Monarchs and Threatened and Endangered Species
On September 9th, 2016, an Illinois Department of Natural Resources Monarch Summit was held in Springfield, IL with three goals in mind: 1) to build shared understanding of state-wide, existing and needed Monarch related activities, 2) to establish a mixed stakeholder-regulatory hub for state-wide Monarch conservation, and 3) to develop foundations for sector-specific action plans and establishment of an new Monarch Task Force. This new Illinois Monarch Summit was the first of many to come, including monthly Task Force meetings, following suit from other states that have adopted Monarch butterfly conservation strategies (e.g. Missouri and Iowa). Waterborne’s Lead Hydrologist, Dr. Daniel Perkins, attended the Illinois Monarch Summit and will participate in the Task Force.

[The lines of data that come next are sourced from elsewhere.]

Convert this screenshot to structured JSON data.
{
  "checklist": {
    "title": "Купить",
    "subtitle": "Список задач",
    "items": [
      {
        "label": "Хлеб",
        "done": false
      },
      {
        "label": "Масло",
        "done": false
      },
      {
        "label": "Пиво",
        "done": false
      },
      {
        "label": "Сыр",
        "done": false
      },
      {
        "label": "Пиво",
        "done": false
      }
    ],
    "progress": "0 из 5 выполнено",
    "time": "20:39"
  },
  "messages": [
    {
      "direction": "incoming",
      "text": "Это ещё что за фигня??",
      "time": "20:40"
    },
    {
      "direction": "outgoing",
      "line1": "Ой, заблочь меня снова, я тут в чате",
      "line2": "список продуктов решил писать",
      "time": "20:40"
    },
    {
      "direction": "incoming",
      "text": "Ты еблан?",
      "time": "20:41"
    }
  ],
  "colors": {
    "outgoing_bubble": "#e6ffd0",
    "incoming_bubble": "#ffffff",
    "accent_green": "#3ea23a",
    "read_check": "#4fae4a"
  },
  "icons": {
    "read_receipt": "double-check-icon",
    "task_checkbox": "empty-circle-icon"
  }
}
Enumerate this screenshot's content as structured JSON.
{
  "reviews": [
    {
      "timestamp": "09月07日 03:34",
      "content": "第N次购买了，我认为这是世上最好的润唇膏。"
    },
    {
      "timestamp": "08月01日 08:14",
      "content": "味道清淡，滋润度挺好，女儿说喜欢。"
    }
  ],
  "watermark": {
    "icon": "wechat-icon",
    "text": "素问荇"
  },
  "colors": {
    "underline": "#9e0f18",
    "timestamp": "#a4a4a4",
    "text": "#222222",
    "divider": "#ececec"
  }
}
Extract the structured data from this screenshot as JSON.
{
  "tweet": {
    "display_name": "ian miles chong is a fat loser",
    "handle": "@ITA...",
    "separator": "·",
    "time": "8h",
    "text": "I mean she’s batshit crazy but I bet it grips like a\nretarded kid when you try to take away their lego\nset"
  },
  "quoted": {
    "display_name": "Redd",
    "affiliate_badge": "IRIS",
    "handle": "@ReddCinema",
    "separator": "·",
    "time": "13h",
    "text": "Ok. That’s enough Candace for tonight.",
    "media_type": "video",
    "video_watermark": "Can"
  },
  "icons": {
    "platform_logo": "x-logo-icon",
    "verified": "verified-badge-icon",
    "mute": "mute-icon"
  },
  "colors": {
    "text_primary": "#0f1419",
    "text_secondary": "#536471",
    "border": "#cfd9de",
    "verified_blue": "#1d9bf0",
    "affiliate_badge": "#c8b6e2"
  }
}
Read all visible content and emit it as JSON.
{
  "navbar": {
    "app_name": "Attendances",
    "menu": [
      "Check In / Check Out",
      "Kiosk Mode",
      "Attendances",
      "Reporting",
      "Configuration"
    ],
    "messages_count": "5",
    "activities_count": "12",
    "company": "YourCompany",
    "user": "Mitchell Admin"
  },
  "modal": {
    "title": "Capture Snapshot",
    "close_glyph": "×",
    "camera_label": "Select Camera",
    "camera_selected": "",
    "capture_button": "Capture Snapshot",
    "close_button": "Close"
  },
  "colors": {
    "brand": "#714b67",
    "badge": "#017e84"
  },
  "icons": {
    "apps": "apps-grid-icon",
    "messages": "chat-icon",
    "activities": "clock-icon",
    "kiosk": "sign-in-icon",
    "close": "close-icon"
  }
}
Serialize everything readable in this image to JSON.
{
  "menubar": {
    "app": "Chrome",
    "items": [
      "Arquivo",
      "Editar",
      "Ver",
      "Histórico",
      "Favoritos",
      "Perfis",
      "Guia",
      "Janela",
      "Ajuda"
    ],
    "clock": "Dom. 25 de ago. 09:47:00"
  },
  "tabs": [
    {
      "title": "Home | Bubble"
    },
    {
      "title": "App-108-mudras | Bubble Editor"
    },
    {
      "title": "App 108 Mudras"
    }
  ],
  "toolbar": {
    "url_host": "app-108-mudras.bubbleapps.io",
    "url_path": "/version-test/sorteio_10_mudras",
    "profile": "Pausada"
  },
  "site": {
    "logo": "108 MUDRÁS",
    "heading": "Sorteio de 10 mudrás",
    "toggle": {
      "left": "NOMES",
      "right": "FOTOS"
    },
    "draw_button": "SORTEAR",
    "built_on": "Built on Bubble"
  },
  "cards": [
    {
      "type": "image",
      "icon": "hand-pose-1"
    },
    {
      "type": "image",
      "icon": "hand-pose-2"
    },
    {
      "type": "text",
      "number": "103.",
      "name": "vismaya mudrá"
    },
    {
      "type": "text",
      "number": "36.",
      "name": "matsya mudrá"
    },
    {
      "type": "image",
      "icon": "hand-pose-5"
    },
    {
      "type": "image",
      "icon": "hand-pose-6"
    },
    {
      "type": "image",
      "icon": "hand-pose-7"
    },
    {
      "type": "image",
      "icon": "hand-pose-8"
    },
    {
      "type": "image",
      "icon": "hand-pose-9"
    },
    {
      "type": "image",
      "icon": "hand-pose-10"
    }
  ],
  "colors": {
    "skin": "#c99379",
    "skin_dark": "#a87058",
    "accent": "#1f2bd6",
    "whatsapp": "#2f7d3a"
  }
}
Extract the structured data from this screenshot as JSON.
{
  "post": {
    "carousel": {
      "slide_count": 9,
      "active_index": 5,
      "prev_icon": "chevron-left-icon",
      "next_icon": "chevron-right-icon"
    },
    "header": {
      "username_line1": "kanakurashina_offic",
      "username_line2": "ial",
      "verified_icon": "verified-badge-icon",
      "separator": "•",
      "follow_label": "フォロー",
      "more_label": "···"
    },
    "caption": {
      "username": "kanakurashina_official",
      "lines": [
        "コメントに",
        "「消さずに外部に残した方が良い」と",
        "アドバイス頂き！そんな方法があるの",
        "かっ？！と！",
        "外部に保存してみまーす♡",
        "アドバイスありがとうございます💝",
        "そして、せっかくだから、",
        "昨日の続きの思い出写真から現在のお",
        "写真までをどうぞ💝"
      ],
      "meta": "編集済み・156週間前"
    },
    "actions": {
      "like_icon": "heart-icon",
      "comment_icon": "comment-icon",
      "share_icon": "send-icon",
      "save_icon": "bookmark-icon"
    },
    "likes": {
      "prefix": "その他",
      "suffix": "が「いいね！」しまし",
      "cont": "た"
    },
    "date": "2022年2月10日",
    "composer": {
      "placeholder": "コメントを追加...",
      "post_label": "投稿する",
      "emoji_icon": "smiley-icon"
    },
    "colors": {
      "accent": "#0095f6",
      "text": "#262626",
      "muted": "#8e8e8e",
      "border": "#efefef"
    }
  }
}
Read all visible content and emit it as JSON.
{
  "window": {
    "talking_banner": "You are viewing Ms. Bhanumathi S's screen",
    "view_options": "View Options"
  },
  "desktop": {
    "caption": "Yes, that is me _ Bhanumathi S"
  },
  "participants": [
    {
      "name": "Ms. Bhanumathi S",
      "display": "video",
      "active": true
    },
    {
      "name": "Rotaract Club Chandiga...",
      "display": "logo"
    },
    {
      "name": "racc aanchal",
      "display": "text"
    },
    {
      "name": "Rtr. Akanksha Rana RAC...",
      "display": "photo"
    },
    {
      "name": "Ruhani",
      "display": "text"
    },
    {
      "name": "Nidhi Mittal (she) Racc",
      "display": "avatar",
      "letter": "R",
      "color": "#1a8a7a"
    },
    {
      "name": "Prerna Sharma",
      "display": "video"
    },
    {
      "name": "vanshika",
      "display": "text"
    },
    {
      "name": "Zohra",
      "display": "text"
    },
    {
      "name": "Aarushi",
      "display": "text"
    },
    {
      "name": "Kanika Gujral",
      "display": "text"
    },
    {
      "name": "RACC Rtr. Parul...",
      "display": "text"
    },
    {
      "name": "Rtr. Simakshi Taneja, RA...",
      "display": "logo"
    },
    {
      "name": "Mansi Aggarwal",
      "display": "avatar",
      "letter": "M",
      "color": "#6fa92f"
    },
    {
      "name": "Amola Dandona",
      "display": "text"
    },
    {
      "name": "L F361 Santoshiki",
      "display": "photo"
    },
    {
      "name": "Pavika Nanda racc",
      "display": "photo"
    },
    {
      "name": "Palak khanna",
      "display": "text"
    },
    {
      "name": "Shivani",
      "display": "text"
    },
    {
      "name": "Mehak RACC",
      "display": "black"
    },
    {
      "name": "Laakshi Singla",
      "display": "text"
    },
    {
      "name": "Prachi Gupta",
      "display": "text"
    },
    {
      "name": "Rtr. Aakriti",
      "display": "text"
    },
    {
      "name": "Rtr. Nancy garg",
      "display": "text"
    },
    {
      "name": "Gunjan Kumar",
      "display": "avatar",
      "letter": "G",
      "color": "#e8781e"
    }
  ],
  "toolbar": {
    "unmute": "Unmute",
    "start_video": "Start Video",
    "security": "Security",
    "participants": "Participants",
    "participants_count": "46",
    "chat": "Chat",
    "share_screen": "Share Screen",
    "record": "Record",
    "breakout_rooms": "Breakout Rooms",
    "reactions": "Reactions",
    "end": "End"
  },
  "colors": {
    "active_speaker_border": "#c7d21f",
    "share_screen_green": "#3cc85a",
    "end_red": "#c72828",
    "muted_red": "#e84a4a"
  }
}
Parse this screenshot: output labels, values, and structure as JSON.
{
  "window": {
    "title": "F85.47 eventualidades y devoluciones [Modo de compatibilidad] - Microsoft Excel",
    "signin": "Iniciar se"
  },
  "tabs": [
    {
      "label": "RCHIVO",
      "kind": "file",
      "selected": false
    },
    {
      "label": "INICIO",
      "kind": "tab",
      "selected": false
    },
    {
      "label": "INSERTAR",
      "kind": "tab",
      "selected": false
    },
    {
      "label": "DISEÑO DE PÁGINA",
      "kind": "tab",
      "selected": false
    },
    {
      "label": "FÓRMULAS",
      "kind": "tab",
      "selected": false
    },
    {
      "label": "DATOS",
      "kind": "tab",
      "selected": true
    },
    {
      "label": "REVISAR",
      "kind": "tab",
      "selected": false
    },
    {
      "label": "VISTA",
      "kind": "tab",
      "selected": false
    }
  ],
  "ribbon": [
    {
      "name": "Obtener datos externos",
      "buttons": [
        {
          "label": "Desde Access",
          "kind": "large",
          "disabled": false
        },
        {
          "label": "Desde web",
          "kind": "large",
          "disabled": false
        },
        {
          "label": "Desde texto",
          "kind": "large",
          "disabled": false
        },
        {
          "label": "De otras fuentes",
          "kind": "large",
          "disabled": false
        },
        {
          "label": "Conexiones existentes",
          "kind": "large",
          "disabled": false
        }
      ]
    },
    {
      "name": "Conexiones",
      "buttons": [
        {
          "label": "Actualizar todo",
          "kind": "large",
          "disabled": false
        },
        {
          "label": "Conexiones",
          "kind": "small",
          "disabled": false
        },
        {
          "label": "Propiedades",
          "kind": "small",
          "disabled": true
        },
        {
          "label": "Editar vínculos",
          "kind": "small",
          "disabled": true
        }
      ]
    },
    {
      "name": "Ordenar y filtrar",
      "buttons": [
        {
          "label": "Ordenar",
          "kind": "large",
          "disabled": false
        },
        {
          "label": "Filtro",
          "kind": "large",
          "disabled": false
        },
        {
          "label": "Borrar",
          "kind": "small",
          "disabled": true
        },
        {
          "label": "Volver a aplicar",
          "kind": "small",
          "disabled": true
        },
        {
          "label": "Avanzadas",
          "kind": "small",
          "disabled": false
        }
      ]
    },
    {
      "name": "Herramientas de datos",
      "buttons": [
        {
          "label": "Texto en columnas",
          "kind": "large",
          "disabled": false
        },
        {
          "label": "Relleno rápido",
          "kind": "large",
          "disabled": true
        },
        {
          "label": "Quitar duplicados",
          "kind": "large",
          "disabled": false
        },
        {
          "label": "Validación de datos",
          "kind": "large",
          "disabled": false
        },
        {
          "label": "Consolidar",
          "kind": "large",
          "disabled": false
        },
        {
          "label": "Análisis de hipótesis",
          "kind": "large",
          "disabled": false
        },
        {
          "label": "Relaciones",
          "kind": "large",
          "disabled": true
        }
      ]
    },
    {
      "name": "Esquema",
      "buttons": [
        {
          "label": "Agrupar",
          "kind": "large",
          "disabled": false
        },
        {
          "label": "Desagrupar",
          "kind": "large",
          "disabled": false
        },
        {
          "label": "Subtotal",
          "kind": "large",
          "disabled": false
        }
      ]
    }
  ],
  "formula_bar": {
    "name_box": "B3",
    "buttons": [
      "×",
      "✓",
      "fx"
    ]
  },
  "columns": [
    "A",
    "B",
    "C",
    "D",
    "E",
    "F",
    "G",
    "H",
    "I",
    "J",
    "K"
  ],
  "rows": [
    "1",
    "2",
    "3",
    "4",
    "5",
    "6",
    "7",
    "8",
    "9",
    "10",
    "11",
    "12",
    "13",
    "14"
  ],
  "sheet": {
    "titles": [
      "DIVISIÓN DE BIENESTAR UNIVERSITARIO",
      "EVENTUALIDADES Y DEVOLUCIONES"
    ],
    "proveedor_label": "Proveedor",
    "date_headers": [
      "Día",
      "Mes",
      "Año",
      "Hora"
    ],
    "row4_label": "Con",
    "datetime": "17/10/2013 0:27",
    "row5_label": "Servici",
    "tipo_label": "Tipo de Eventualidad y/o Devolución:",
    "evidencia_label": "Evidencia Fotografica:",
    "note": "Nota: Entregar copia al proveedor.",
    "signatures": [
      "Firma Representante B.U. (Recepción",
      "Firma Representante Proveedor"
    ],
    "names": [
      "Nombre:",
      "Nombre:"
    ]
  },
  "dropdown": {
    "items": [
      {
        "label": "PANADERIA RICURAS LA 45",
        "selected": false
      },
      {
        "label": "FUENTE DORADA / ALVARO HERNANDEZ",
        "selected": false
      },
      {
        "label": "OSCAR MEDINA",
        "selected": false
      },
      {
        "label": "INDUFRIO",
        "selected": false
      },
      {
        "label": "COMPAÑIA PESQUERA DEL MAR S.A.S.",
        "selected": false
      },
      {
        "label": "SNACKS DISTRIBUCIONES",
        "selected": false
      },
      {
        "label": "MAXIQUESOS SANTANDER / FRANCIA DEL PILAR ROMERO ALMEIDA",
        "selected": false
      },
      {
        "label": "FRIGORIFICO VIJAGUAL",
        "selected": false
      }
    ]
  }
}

As of August, 2014, the monarch butterfly has been petitioned to the U.S. Fish and Wildlife Service as a threatened and endangered species. Much of the survival and productivity of the Monarch is linked to over-wintering conditions in Mexico; however, the Monarch also migrates from Mexico to Canada during its life cycle, funneling through the Midwest. During its migration, it relies on very specific plants, including certain milkweed species for a food source (more commonly thought of as a weed). There is concern that habitat and food sources for the Monarch during migration are insufficient to ensure survival of the species. An ongoing assessment by the U.S. Fish and Wildlife Services will make a determination of listing status sometime in mid-2019, as it relates to U.S. efforts to maintain and secure habitat and food sources for the Monarch. Listing of the Monarch butterfly as a Threatened and Endangered Species would have widespread implications on Midwest agriculture, with possible restrictions on production agriculture management practices and land use that are linked to food security.
A few articles on the Summit can be found here: